(App and web page records)
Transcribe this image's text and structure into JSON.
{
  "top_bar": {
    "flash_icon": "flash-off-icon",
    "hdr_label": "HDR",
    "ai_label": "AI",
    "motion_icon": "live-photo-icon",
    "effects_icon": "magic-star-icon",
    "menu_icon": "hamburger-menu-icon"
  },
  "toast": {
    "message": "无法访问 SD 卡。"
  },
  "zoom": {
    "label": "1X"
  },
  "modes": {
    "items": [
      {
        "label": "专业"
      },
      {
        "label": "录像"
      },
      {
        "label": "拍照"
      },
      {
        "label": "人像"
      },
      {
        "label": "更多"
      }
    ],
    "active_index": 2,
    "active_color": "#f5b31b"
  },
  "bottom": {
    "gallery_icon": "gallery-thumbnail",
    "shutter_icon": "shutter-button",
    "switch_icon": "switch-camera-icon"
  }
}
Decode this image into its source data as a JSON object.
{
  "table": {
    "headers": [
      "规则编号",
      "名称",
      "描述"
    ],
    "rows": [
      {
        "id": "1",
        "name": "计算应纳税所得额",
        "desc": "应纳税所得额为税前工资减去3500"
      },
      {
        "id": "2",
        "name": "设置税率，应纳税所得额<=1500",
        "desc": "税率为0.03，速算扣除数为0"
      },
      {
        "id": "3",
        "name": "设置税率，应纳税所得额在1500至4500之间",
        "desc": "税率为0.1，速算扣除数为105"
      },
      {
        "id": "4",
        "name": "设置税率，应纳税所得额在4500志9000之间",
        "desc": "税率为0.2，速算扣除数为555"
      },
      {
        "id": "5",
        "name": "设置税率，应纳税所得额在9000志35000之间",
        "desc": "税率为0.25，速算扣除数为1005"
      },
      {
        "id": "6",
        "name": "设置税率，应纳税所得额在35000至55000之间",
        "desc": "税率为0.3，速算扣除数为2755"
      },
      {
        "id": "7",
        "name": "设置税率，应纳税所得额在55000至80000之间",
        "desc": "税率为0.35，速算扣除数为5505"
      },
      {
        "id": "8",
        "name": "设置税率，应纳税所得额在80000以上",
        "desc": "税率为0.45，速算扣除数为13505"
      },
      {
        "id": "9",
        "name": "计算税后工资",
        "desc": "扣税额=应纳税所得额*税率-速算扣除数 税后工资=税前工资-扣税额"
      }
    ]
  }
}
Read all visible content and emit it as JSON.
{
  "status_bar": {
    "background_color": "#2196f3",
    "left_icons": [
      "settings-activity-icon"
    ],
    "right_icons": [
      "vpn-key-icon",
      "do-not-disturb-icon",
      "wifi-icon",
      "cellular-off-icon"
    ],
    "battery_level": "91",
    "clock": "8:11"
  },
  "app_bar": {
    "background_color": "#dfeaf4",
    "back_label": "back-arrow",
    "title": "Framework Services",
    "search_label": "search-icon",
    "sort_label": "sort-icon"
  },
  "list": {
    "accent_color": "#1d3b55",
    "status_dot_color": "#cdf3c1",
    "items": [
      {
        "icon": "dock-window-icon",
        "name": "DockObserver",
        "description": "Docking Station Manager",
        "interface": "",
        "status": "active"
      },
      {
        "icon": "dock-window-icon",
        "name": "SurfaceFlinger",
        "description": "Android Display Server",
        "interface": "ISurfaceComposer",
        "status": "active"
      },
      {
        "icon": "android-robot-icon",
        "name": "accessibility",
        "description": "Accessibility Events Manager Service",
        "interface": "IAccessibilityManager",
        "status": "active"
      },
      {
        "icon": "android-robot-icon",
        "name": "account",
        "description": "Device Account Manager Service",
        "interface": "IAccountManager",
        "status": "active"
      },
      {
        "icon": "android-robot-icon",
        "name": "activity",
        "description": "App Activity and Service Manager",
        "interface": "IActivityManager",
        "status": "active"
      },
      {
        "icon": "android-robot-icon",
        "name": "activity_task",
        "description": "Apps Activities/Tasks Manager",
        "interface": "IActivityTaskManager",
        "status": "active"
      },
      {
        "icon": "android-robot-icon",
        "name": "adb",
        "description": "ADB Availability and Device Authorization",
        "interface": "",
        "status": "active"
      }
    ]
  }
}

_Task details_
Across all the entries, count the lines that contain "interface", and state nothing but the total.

_Worked solution_
7